When the superintendent announced that she wanted to retire, many parents thought they knew who the school board would pick to replace her.
The principal who had been with the district for eight years, and who in that time had worked in each of its three schools, was the natural choice, according to Sarah James, the president of the parent-teacher organization in Belleville’s Harmony-Emge School District 175.
The agenda for the school board’s July 30 meeting included Superintendent Pam Leonard’s intention to retire and a contract for a new district leader.
Board members discussed the position behind closed doors but didn’t make a decision. They were weighing the options of either promoting the principal, Dave Deets, or starting a search to find candidates outside the district.
James, the PTO president, said she and other parents wrote letters to the board after that to say that it should choose Deets. Some attended the board’s next meeting, three days later on Aug. 2.
“Nobody had any doubts that he was going to get the job, and then when it turned out that he might not, that the board might open up the search for someone new, everyone I knew kind of jumped in to see how they could throw support in his direction,” James said.
Ultimately at that August meeting, the board picked Deets, who said he respects board members for taking their time with the decision.
“I’m thankful they gave me the opportunity to prove that I’m ready,” Deets said.
Rachael Liebmann, a district parent and Belleville business owner, said she attended the meeting along with at least six others who spoke out against a superintendent search.
“Why would we invite a stranger to our school, who does not have the experience with our families and the staff?” Liebmann told the board.
School board members couldn’t immediately be reached for comment, but Liebmann said she thought they took community members’ opinions into account.
“I feel like our school board really listened to us,” she said.
Deets described the amount of support he received in the days between those two school board meetings as “almost overwhelming.”
“It was very touching that I had a lot of letters from community members, from PTO, from teachers and staff that were wishing me well but also were sent to the board in my support,” Deets said. “And that really meant a lot.
“So I would say to the community who has believed in me and trusted in me for the past eight years that I’m going to continue working my absolute hardest to continue that confidence in me and to keep our district moving forward.”
Deets will take over for Superintendent Leonard after she retires Aug. 30.
Meet Dave Deets
Deets, 38, grew up in Belleville. His dad and uncle were both educators, so he would hear about the profession in conversations on holidays every year.
He said he has known since college that he eventually wanted to become a school administrator.
“I wouldn’t do it if I didn’t think I could be the right person for the job,” Deets said. “I think it’s too important when you can have an impact on a building level and or a district level. That challenge excites me. It’s very rewarding.
“There’s some days where you wonder why, but when you look at the kids in the building and the teachers, you know why. You know, ‘It’s because I love what I do.’”

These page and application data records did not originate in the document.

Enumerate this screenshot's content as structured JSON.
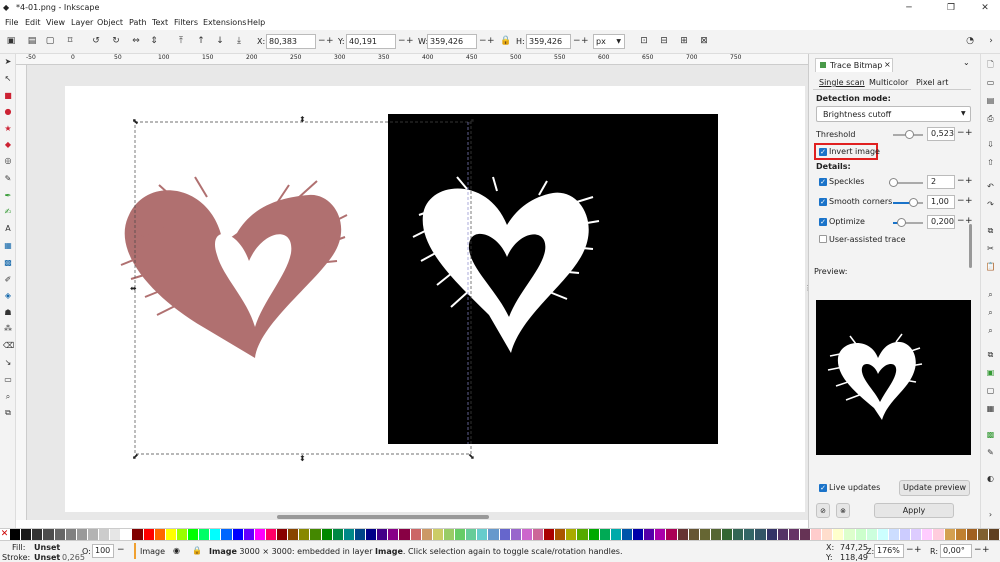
{
  "window": {
    "title": "*4-01.png - Inkscape",
    "minimize": "─",
    "maximize": "❐",
    "close": "✕"
  },
  "menu": [
    "File",
    "Edit",
    "View",
    "Layer",
    "Object",
    "Path",
    "Text",
    "Filters",
    "Extensions",
    "Help"
  ],
  "toolbar": {
    "x_label": "X:",
    "x_value": "80,383",
    "y_label": "Y:",
    "y_value": "40,191",
    "w_label": "W:",
    "w_value": "359,426",
    "h_label": "H:",
    "h_value": "359,426",
    "unit": "px",
    "plus": "+",
    "minus": "−"
  },
  "ruler": {
    "ticks": [
      "-50",
      "0",
      "50",
      "100",
      "150",
      "200",
      "250",
      "300",
      "350",
      "400",
      "450",
      "500",
      "550",
      "600",
      "650",
      "700",
      "750"
    ]
  },
  "panel": {
    "tab_title": "Trace Bitmap",
    "tab_close": "×",
    "subtabs": [
      "Single scan",
      "Multicolor",
      "Pixel art"
    ],
    "detection_mode_label": "Detection mode:",
    "detection_mode_value": "Brightness cutoff",
    "threshold_label": "Threshold",
    "threshold_value": "0,523",
    "threshold_level": 0.523,
    "invert_label": "Invert image",
    "invert_checked": true,
    "details_label": "Details:",
    "speckles_label": "Speckles",
    "speckles_value": "2",
    "smooth_label": "Smooth corners",
    "smooth_value": "1,00",
    "optimize_label": "Optimize",
    "optimize_value": "0,200",
    "user_assisted_label": "User-assisted trace",
    "preview_label": "Preview:",
    "live_updates_label": "Live updates",
    "update_preview_label": "Update preview",
    "apply_label": "Apply"
  },
  "status": {
    "fill_label": "Fill:",
    "fill_value": "Unset",
    "stroke_label": "Stroke:",
    "stroke_value": "Unset",
    "stroke_width": "0,265",
    "opacity_label": "O:",
    "opacity_value": "100",
    "layer_name": "Image",
    "message_bold": "Image",
    "message": "3000 × 3000: embedded in layer",
    "message_layer": "Image",
    "message_tail": ". Click selection again to toggle scale/rotation handles.",
    "x_label": "X:",
    "x_value": "747,25",
    "y_label": "Y:",
    "y_value": "118,49",
    "zoom_label": "Z:",
    "zoom_value": "176%",
    "rotate_label": "R:",
    "rotate_value": "0,00°"
  },
  "colors": {
    "heart": "#b07070",
    "accent": "#1a73c9",
    "highlight": "#e02020"
  }
}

Deets’ first job in education was teaching world geography and U.S. history to seventh- and eighth-graders in O’Fallon at Fulton Junior High School. He worked there for five years before becoming principal at Marissa Elementary School.
He returned to Belleville in 2010 when he took a job as principal at Ellis Elementary School in Harmony District 175. Deets also has experience as principal at District 175’s Harmony Intermediate School and, most recently, at Emge Junior High School.

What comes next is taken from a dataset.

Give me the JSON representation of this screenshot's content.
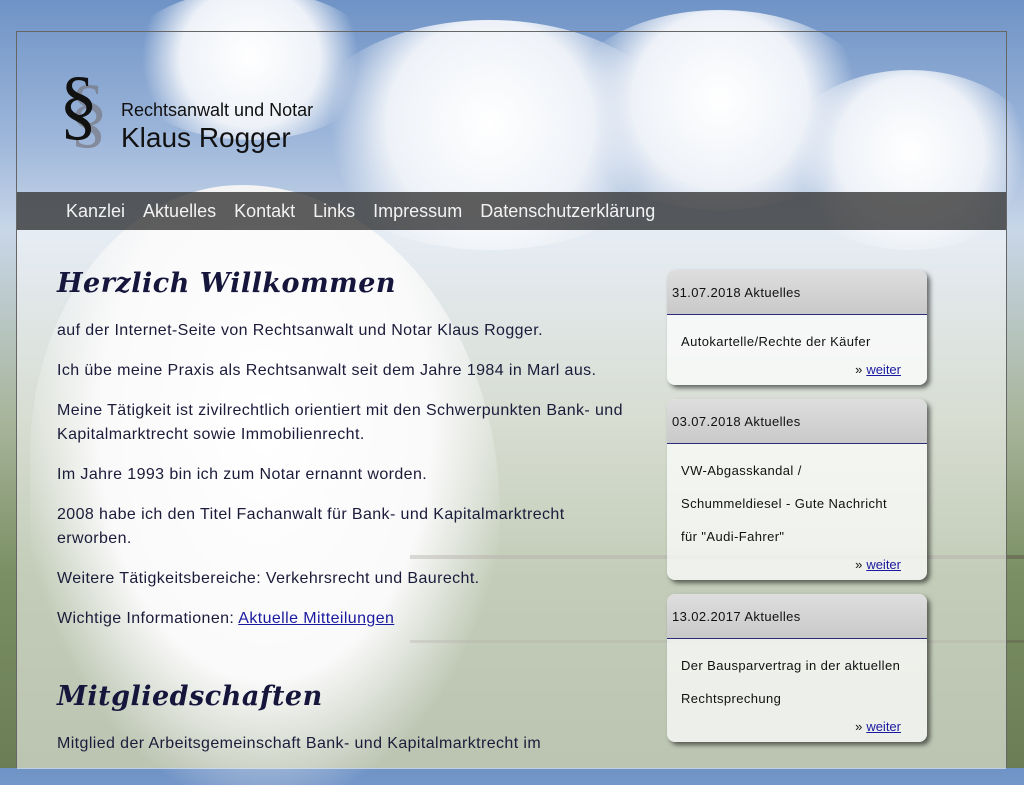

John Griffith is taking over for Deets as principal at Emge Junior High. Griffith had been the assistant principal at Harmony Intermediate.
Sarah James, who said she has volunteered in Harmony schools for the last 14 years, described Deets as “deeply involved” in the district.
She said he makes appearances in school plays; he was the voice of the wizard in last year’s production of “The Wizard of Oz.”
He was willing to kiss a frog and let kids tape him to a wall to encourage the students to participate in school fundraisers, according to James. She said her daughter, Wini, 13, has raised $13,000 for the American Heart Association through the district since kindergarten.
“Part of her raising money is to make Mr. Deets proud of her,” James said.
Rachael Liebmann, who has also volunteered with the PTO, said that after Deets finished the specialist degree he needed to become a superintendent, parents asked him to hold out until Leonard retired rather than taking a job in another district.
“Everybody just assumed that’s the way it would go,” Liebmann said.
Last year, Deets took on a new responsibility as curriculum coordinator for the district. He and a team of teachers made a recommendation to the superintendent about which science textbooks and materials the district should buy.
Representatives from different textbook companies gave pitches for their curriculum. Then, teachers tried out those textbooks in different lessons, looking at student engagement, opportunities for kids to use technology and results. They gave students a test before and after using the new material to see if their understanding of science concepts improved.
In the coming school year, Deets said they plan to repeat the process with the district’s English and language arts curriculum.
Teachers will also be meeting every week to analyze data on their students’ academic performance and share what’s working in their classrooms with their colleagues. According to a letter Leonard sent to parents in the spring, students will start leaving an hour early on Wednesdays to give teachers time to meet.
What won’t change in the new school year are the programs that the district created with feedback from the community, including award-winning lessons on character and an accelerated program for students considered gifted, according to Deets.
Leonard said the national award for character education, in particular, is a district achievement she’s proud of from her tenure.
After 11 years with District 175, Leonard said she plans to move into the private sector in her retirement.
“I’m sad to leave all the friends and colleagues here, excited to take a look at the next chapter in my life,” Leonard said. “… It has just been such a pleasure serving the community and being a part of a community that really cares.”
Deets said his dad, David, and his uncle, Jed, were especially proud when he told them about his promotion to superintendent. David Deets is a superintendent in Missouri, and Jed Deets is a former St. Clair County regional superintendent.
Harmony-Emge School District 175 has more than 800 students and almost 50 teachers.
As the district’s new leader, Deets’ salary will be $104,000.
At a glance
▪ Name: Dave Deets
▪ Age: 38
▪ Education: Bachelor’s degree from Southern Illinois University Edwardsville; master’s degree from McKendree University; specialist degree from SIUE
▪ Experience: Five years as Fulton Junior High School history teacher; two years as Marissa Elementary School principal; seven years as Ellis Elementary School principal; three years as Harmony Intermediate School principal; one year as Emge Junior High School principal
▪ Family: Wife Ashleigh and three sons: Tyler, 15; Jack, 10; and Luke, 5